─── Data ───
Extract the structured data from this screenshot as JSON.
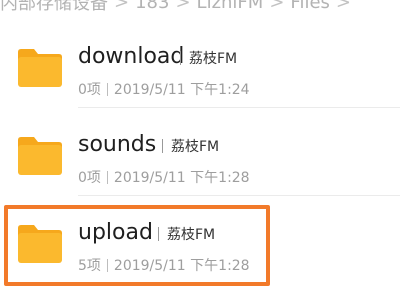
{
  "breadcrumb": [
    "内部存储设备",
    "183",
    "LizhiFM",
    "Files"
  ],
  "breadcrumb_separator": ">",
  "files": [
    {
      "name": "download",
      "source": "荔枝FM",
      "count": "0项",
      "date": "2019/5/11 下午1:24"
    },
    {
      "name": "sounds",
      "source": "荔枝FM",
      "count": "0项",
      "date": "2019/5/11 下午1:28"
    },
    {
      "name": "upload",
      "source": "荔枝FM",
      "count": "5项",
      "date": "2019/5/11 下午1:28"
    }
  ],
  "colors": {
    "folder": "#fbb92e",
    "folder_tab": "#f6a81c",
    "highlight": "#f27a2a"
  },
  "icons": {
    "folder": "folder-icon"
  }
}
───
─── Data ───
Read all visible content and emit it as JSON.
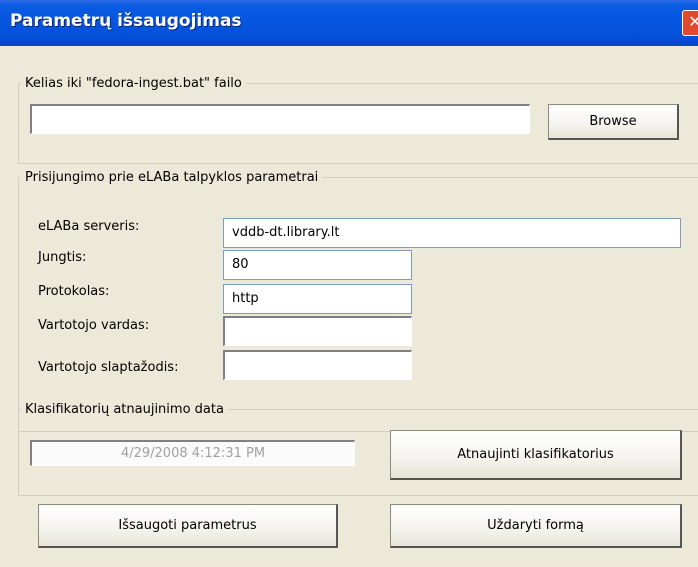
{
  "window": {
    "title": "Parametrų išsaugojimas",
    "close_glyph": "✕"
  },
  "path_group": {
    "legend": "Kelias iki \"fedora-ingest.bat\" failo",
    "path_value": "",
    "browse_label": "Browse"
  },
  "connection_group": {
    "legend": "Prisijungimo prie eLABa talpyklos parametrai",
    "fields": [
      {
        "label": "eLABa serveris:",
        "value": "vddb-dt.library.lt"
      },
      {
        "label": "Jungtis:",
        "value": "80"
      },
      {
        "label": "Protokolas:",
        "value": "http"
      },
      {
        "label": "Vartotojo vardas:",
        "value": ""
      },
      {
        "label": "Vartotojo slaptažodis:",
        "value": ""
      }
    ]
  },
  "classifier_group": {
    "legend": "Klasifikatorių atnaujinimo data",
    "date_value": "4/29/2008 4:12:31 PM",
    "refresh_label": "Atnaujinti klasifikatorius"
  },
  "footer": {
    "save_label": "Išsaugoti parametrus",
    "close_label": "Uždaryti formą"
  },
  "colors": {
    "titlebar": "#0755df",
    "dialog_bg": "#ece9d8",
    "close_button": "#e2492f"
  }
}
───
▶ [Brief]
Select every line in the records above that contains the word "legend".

▶ [Task result]
    "legend": "Kelias iki \"fedora-ingest.bat\" failo",
    "legend": "Prisijungimo prie eLABa talpyklos parametrai",
    "legend": "Klasifikatorių atnaujinimo data",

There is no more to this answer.